Olivier Wagner walks us through a step by step process of how to renounce US citizenship. We talk about the interview process, what will take place, where it is done, how many times you need to visit and what you should expect when you go.
Really a step by step understanding of how to renounce US citizenship.
Pros and cons of renouncing US citizenship
In this interview with Oliver Wagner, we get into all the pros and cons of renouncing US citizenship. Once again it is a truly personal decision and it is important to have a full picture of all the tax implications when renouncing your US citizenship. I highly suggest you speak with someone who understands the entire process, it is very possible there are alternative options available to you instead of having to renounce your citizenship.
What are the tax implications of renouncing US citizenship?
With Oliver Wagner, we discuss all the tax implications of renouncing US citizenship. We get into the capital gains tax and the exit tax. And we dive deep into the difference between a covered Expatriate and a non-covered Expatriate.
Olivier even tells some stories and examples on all the tax implications of renouncing US citizenship.
How much does it cost to renounce US citizenship?
We break down the costs in general terms what someone can expect to pay based on the exit tax fees, what you will pay your CPA or Tax Attorney, and how the capital gains tax works.
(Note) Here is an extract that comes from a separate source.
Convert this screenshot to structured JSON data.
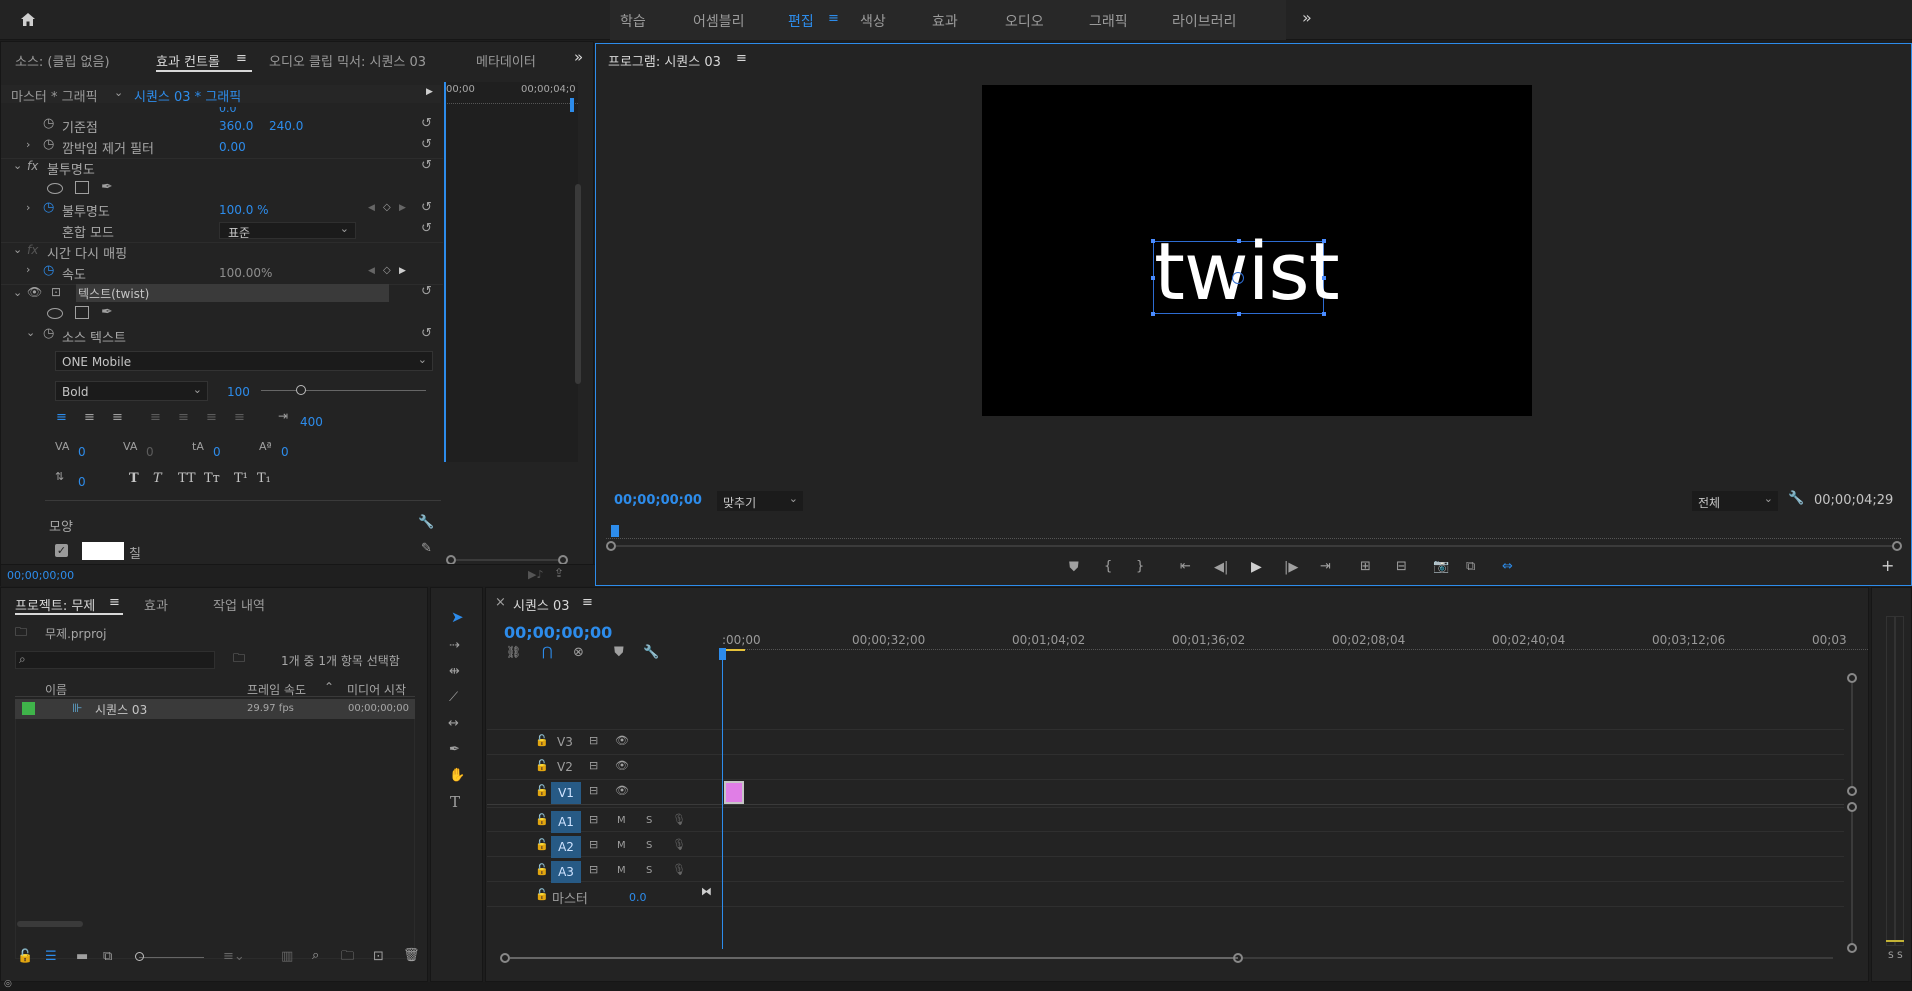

It will also highly depend if you are already tax compliant or if you must have your previous 5 years of tax returns filed.
Olivier Wagner highlights what his firm typically charges for their services. Download it now or access the show notes below for the full breakdown.
The other thing I will note here is for the right person renouncing your US citizenship can actually save you tens of thousands of dollars a year in taxes that are owed to the IRS.
Want other tax-saving strategies? Learn more about setting up an Offshore Company or opening an Offshore Bank Account in Belize by clicking here.
Want help Renouncing your citizenship or need your questions answered today?
As a free service, I am happy to introduce you to Olivier Wagner for your US Expat Tax Return or for more information on Renouncing your US Citizenship. Just fill out your details below and my team will be happy to make an introduction.
Renouncing your US Citizenship is a deeply personal decision and you should never allow anyone to influence you one way or another if it is right for you. My goal with this interview with Olivier Wagner is to really paint a clear picture of all the pros and cons of renouncing US citizenship so you have a much clearer picture of how to renounce US citizenship and if it is the right decision for you.
I hope you got as much value from this interview with Olivier Wagner as I did… and if you would like to stay up to date with all new content that comes out at The Expat Money Show make sure you sign up below for our newsletter; EMS Pulse. – my behind the scene daily correspondence where I give you all the intel as I travel the world and build my business, develop key relationships and invest in non-traditional investments overseas (very profitably I might add!)
Mikkel, thank you for all of your assistance and advice to all who will listen. I am fortunate to have access to the wealth of info you so willingly provide! Again, THANK YOU!!
If anyone else, like me, had a hard time understanding Olivier’s thick french accent, here’s what was said around the 27-minute mark about the two ways to avoid US taxation:
1. Foreign tax credit. You get a dollar-for-dollar credit of taxes paid to a foreign country.
2. Foreign Earned Income Exclusion, with which you can exclude earned income, either wages or self-employment income, earned in a foreign country. For this, you need to meet one of two tests: 1. The bona fide resident test. You need to be a tax resident of that country as well as having additional ties, i.e. spending 6 months there, speaking the language, having a driver’s license, etc. The second test is the physical presence test, which is much more objective. You need to spend 230 days in a 12-month period in a foreign country.